When one tugs at a single thing in Nature, he finds it hitched to the rest of the universe.” — John Muir
While BBQ ribs, burgers, hotdogs and steaks may be part of the summer grill-out fun, try something different. Go vegetarian for a day. It’s a way to be kind to Mother Earth, cut down on costs and practice non-violence. This radical idea is something that is not new. Since ancient times cultures around the world have encouraged vegetarian practices as a way to deepen spirituality. In India, vegetarianism is a way of life. Dhal (Indian lentils) with rice, vegetable kormas, and curry dishes are part of a wide array of ways to eat vegetarian that are both exquisitely tasty and also respectful to the environment and animals.
The Vegetarian Times study conducted in 2008 stated that 7.3 million Americans follow vegetarian diets. Another 22 million eat a “vegetarian inclined diet” many of them to support health and wellness. Some famous vegetarians include Stella McCartney, fashion designer and daughter of Beatle, Paul; rock singer, Alanis Morisette; Russian novelist, Leo Tolstoy and Indian practitioner of non-violence, Mahatma Gandhi.
Many of us disconnect the meat on plates at restaurants from the actual animals we see in fields and on farms. That cute calf that we take our child or grandchild to pet at the petting zoo is the same veal that ends up on the plate. While we wouldn’t think of killing that calf and couldn’t bear to see it happen before our eyes, when we go out to dinner, we forget the bigger picture and forget the pain caused in putting meat or fish on a plate.

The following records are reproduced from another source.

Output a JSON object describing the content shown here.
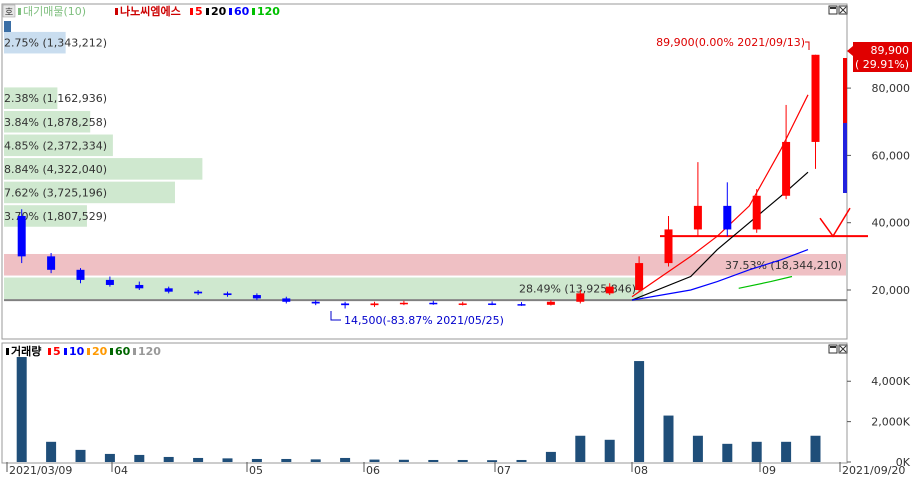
{
  "upper_legend": {
    "collapse_glyph": "호",
    "series": [
      {
        "label": "대기매물(10)",
        "color": "#7fbf7f",
        "bold": false
      },
      {
        "label": "나노씨엠에스",
        "color": "#cc0000",
        "bold": true
      },
      {
        "label": "5",
        "color": "#ff0000",
        "bold": true
      },
      {
        "label": "20",
        "color": "#000000",
        "bold": true
      },
      {
        "label": "60",
        "color": "#0000ff",
        "bold": true
      },
      {
        "label": "120",
        "color": "#00c000",
        "bold": true
      }
    ]
  },
  "lower_legend": {
    "series": [
      {
        "label": "거래량",
        "color": "#000000",
        "bold": true
      },
      {
        "label": "5",
        "color": "#ff0000",
        "bold": true
      },
      {
        "label": "10",
        "color": "#0000ff",
        "bold": true
      },
      {
        "label": "20",
        "color": "#ff9900",
        "bold": true
      },
      {
        "label": "60",
        "color": "#006600",
        "bold": true
      },
      {
        "label": "120",
        "color": "#999999",
        "bold": true
      }
    ]
  },
  "price_axis": {
    "ticks": [
      "80,000",
      "60,000",
      "40,000",
      "20,000"
    ]
  },
  "volume_axis": {
    "ticks": [
      "4,000K",
      "2,000K",
      "0K"
    ]
  },
  "x_axis": {
    "labels": [
      "2021/03/09",
      "04",
      "05",
      "06",
      "07",
      "08",
      "09",
      "2021/09/20"
    ]
  },
  "current_price_box": {
    "line1": "89,900",
    "line2": "( 29.91%)"
  },
  "high_annotation": "89,900(0.00% 2021/09/13)",
  "low_annotation": "14,500(-83.87% 2021/05/25)",
  "colors": {
    "up": "#ff0000",
    "down": "#0000ff",
    "support_line": "#ff0000",
    "base_line": "#808080"
  },
  "chart_data": [
    {
      "type": "candlestick",
      "title": "나노씨엠에스",
      "ylim": [
        0,
        95000
      ],
      "x_range": [
        "2021/03/09",
        "2021/09/20"
      ],
      "last_close": 89900,
      "change_pct": 29.91,
      "period_high": {
        "value": 89900,
        "date": "2021/09/13",
        "pct": 0.0
      },
      "period_low": {
        "value": 14500,
        "date": "2021/05/25",
        "pct": -83.87
      },
      "volume_profile": [
        {
          "label": "2.75% (1,343,212)",
          "price_low": 90000,
          "price_high": 97000
        },
        {
          "label": "2.38% (1,162,936)",
          "price_low": 73500,
          "price_high": 80500
        },
        {
          "label": "3.84% (1,878,258)",
          "price_low": 66500,
          "price_high": 73500
        },
        {
          "label": "4.85% (2,372,334)",
          "price_low": 59500,
          "price_high": 66500
        },
        {
          "label": "8.84% (4,322,040)",
          "price_low": 52500,
          "price_high": 59500
        },
        {
          "label": "7.62% (3,725,196)",
          "price_low": 45500,
          "price_high": 52500
        },
        {
          "label": "3.70% (1,807,529)",
          "price_low": 38500,
          "price_high": 45500
        },
        {
          "label": "37.53% (18,344,210)",
          "price_low": 24000,
          "price_high": 31000
        },
        {
          "label": "28.49% (13,925,846)",
          "price_low": 17000,
          "price_high": 24000
        }
      ],
      "support_level": 36000,
      "base_level": 17000,
      "months": [
        "03",
        "04",
        "05",
        "06",
        "07",
        "08",
        "09"
      ],
      "weekly_candles": [
        {
          "date": "2021/03/08",
          "open": 42000,
          "high": 44000,
          "low": 28000,
          "close": 30000
        },
        {
          "date": "2021/03/15",
          "open": 30000,
          "high": 31000,
          "low": 25000,
          "close": 26000
        },
        {
          "date": "2021/03/22",
          "open": 26000,
          "high": 26500,
          "low": 22000,
          "close": 23000
        },
        {
          "date": "2021/03/29",
          "open": 23000,
          "high": 24000,
          "low": 21000,
          "close": 21500
        },
        {
          "date": "2021/04/05",
          "open": 21500,
          "high": 22500,
          "low": 20000,
          "close": 20500
        },
        {
          "date": "2021/04/12",
          "open": 20500,
          "high": 21000,
          "low": 19000,
          "close": 19500
        },
        {
          "date": "2021/04/19",
          "open": 19500,
          "high": 20000,
          "low": 18500,
          "close": 19000
        },
        {
          "date": "2021/04/26",
          "open": 19000,
          "high": 19500,
          "low": 18000,
          "close": 18500
        },
        {
          "date": "2021/05/03",
          "open": 18500,
          "high": 19000,
          "low": 17000,
          "close": 17500
        },
        {
          "date": "2021/05/10",
          "open": 17500,
          "high": 18000,
          "low": 16000,
          "close": 16500
        },
        {
          "date": "2021/05/17",
          "open": 16500,
          "high": 17000,
          "low": 15500,
          "close": 16000
        },
        {
          "date": "2021/05/24",
          "open": 16000,
          "high": 16500,
          "low": 14500,
          "close": 15500
        },
        {
          "date": "2021/05/31",
          "open": 15500,
          "high": 16500,
          "low": 15000,
          "close": 16000
        },
        {
          "date": "2021/06/07",
          "open": 16000,
          "high": 16800,
          "low": 15500,
          "close": 16200
        },
        {
          "date": "2021/06/14",
          "open": 16200,
          "high": 16800,
          "low": 15600,
          "close": 15800
        },
        {
          "date": "2021/06/21",
          "open": 15800,
          "high": 16500,
          "low": 15400,
          "close": 16000
        },
        {
          "date": "2021/06/28",
          "open": 16000,
          "high": 16600,
          "low": 15500,
          "close": 15800
        },
        {
          "date": "2021/07/05",
          "open": 15800,
          "high": 16400,
          "low": 15300,
          "close": 15600
        },
        {
          "date": "2021/07/12",
          "open": 15600,
          "high": 17000,
          "low": 15400,
          "close": 16500
        },
        {
          "date": "2021/07/19",
          "open": 16500,
          "high": 20000,
          "low": 16000,
          "close": 19000
        },
        {
          "date": "2021/07/26",
          "open": 19000,
          "high": 22000,
          "low": 18500,
          "close": 21000
        },
        {
          "date": "2021/08/02",
          "open": 20000,
          "high": 30000,
          "low": 19500,
          "close": 28000
        },
        {
          "date": "2021/08/09",
          "open": 28000,
          "high": 42000,
          "low": 27000,
          "close": 38000
        },
        {
          "date": "2021/08/16",
          "open": 38000,
          "high": 58000,
          "low": 36000,
          "close": 45000
        },
        {
          "date": "2021/08/23",
          "open": 45000,
          "high": 52000,
          "low": 36000,
          "close": 38000
        },
        {
          "date": "2021/08/30",
          "open": 38000,
          "high": 50000,
          "low": 37000,
          "close": 48000
        },
        {
          "date": "2021/09/06",
          "open": 48000,
          "high": 75000,
          "low": 47000,
          "close": 64000
        },
        {
          "date": "2021/09/13",
          "open": 64000,
          "high": 89900,
          "low": 56000,
          "close": 89900
        }
      ],
      "ma5_visible": [
        [
          36000,
          18000
        ],
        [
          47000,
          30000
        ],
        [
          52000,
          36000
        ],
        [
          58000,
          45000
        ],
        [
          64000,
          62000
        ],
        [
          69000,
          78000
        ]
      ],
      "ma20_visible": [
        [
          36000,
          17000
        ],
        [
          47000,
          24000
        ],
        [
          52000,
          32000
        ],
        [
          58000,
          40000
        ],
        [
          64000,
          48000
        ],
        [
          69000,
          55000
        ]
      ],
      "ma60_visible": [
        [
          36000,
          17000
        ],
        [
          47000,
          20000
        ],
        [
          52000,
          22500
        ],
        [
          58000,
          26000
        ],
        [
          64000,
          29000
        ],
        [
          69000,
          32000
        ]
      ],
      "ma120_visible": [
        [
          56000,
          20500
        ],
        [
          62000,
          22500
        ],
        [
          66000,
          24000
        ]
      ]
    },
    {
      "type": "bar",
      "title": "거래량",
      "ylim": [
        0,
        5300
      ],
      "unit": "K",
      "categories": [
        "2021/03/08",
        "2021/03/15",
        "2021/03/22",
        "2021/03/29",
        "2021/04/05",
        "2021/04/12",
        "2021/04/19",
        "2021/04/26",
        "2021/05/03",
        "2021/05/10",
        "2021/05/17",
        "2021/05/24",
        "2021/05/31",
        "2021/06/07",
        "2021/06/14",
        "2021/06/21",
        "2021/06/28",
        "2021/07/05",
        "2021/07/12",
        "2021/07/19",
        "2021/07/26",
        "2021/08/02",
        "2021/08/09",
        "2021/08/16",
        "2021/08/23",
        "2021/08/30",
        "2021/09/06",
        "2021/09/13"
      ],
      "values": [
        5200,
        1000,
        600,
        400,
        350,
        250,
        200,
        180,
        150,
        150,
        130,
        200,
        120,
        110,
        100,
        100,
        90,
        100,
        500,
        1300,
        1100,
        5000,
        2300,
        1300,
        900,
        1000,
        1000,
        1300
      ]
    }
  ]
}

Trying a vegetarian diet for one day is a good spiritual practice. Turn it into an adventure and use it as a way to open the mind. Explore alternative ways to eat that don’t include meat. Asian restaurants and innovative vegetarian and vegan options are popping up everywhere. Grains like quinoa and amaranth make for interesting and tasty salads. Risottos, omelets and Mediteraen dishes like babaganoush and pitas with falafel may add flair to your table.